When William was old enough, he attended Norwood Public School and he joined the Union Football Club in Norwood. After this, he became an apprentice of J.A Cook, and served under him for 5 years to become a carpenter. Keeping to his job, he didn’t serve under any other forces. He has never been convicted by civil powers and was devoted to his job.

William enlisted for the AIF a while after the war began, but was rejected for poor teeth. After a few weeks of tending to his teeth, he applied once again on the 10th of February 1916 in Adelaide and was accepted.

He embarked on his journey on the 13th April 1916 on the HMAT A60 Aeneas. He disembarked in Suez, 14th May 1916. He trained in Suez in the 7th Training Battalion. He was then assigned to the 12th Reinforcement of the 27th Battalion before moving to the 43rd Infantry Battalion. He trained for a bit longer with his new Battalion in England before proceeding overseas to the Western Front in France, 25th November 1916.

By 23rd December 1916, his battalion moved to Armentieres to help fight in the trenches. Shortly after he was deployed into battle, he observed enemy territory, mapping down their defences. He then led his allies across No Man’s Land to try and raid the German trenches, providing crucial assistance to Lieutenant W.D. Price in guiding their allies through barbed wire and defensive positions. After this, he carried back 5 wounded men from the enemy trenches, passing through barbed wire whilst under attack by heavy shrapnel fire. His bravery and determination allowed him to push through and participate greatly towards the success of the mission. For his courageous actions, he was awarded the D.C.M – Distinguished Conduct Medal. In 2 months, he was sent back to England on leave.

During his leave, he caught an illness. However, symptoms didn’t show until he was sent back to the front lines. Once the symptoms were visible, he was immediately sent to the hospital, and stayed there for approximately 50 days. By 17th November 1917, he was back in his Battalion on the fields.

William’s past achievements and devotion towards his duty as a soldier prepared him to be promoted to be a Corporal on the 5th January 1918. He was sent to a Brigade school in England. After 10 days in Brigade school, he was sent to the NCO’s school – Non-Commissioned Officer’s school. After spending 19 days in NCO’s school, he was sent to Sniping school for another 18 days. He re-joined the 43rd Battalion for 7 days before going to England on another leave. He was on leave for about 3 months.
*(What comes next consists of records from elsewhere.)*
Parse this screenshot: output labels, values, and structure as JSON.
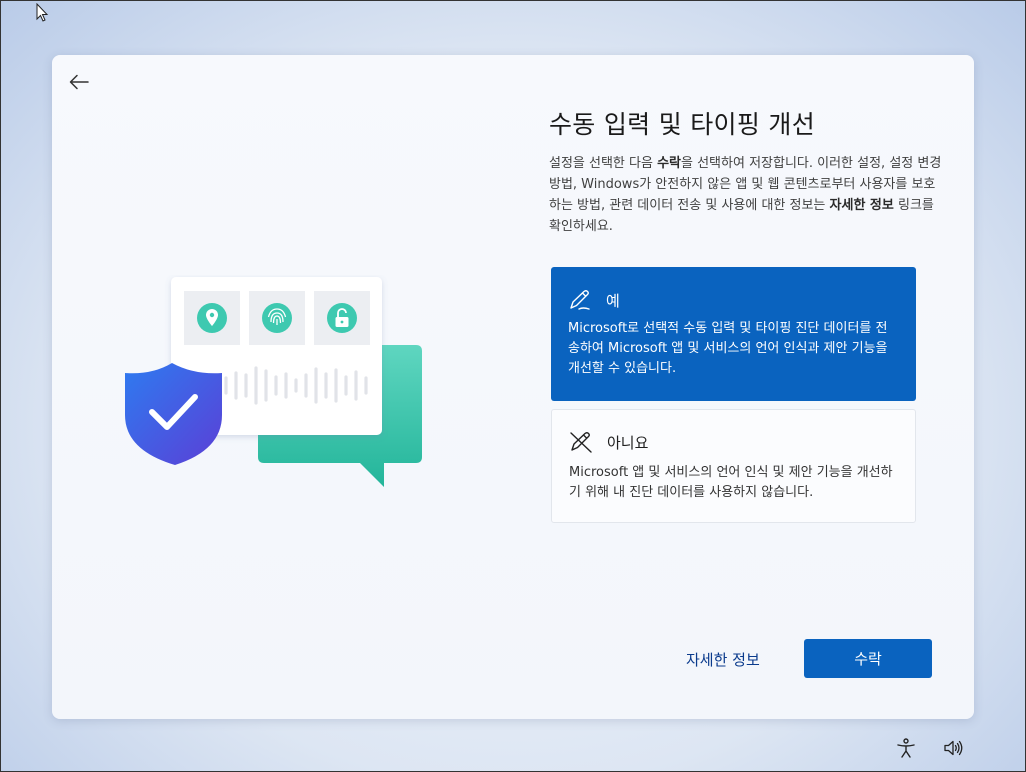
{
  "page": {
    "title": "수동 입력 및 타이핑 개선",
    "description_part1": "설정을 선택한 다음 ",
    "description_bold1": "수락",
    "description_part2": "을 선택하여 저장합니다. 이러한 설정, 설정 변경 방법, Windows가 안전하지 않은 앱 및 웹 콘텐츠로부터 사용자를 보호하는 방법, 관련 데이터 전송 및 사용에 대한 정보는 ",
    "description_bold2": "자세한 정보",
    "description_part3": " 링크를 확인하세요."
  },
  "options": [
    {
      "label": "예",
      "icon": "pen-icon",
      "selected": true,
      "description": "Microsoft로 선택적 수동 입력 및 타이핑 진단 데이터를 전송하여 Microsoft 앱 및 서비스의 언어 인식과 제안 기능을 개선할 수 있습니다."
    },
    {
      "label": "아니요",
      "icon": "pen-off-icon",
      "selected": false,
      "description": "Microsoft 앱 및 서비스의 언어 인식 및 제안 기능을 개선하기 위해 내 진단 데이터를 사용하지 않습니다."
    }
  ],
  "buttons": {
    "learn_more": "자세한 정보",
    "accept": "수락"
  },
  "colors": {
    "accent": "#0a63bf",
    "teal": "#3ec9b0",
    "shield": "#3b5fe0"
  }
}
When he returned to his Battalion, he fought at Le Bizet, Ploegsteert for only 5 days before he was killed in action. His cause of death is unknown, however witnesses say that he died due to a shell on the first of June, when the Germans started firing their artillery. After he died, his uncle (Waller Ernest Healey) kept possession of William’s D.C.M. His grave is in the Adelaide Cemetery (Plot III, Row C, Grave NO. 24), Villers-Bretonneux, France and his roll of honour number is 136.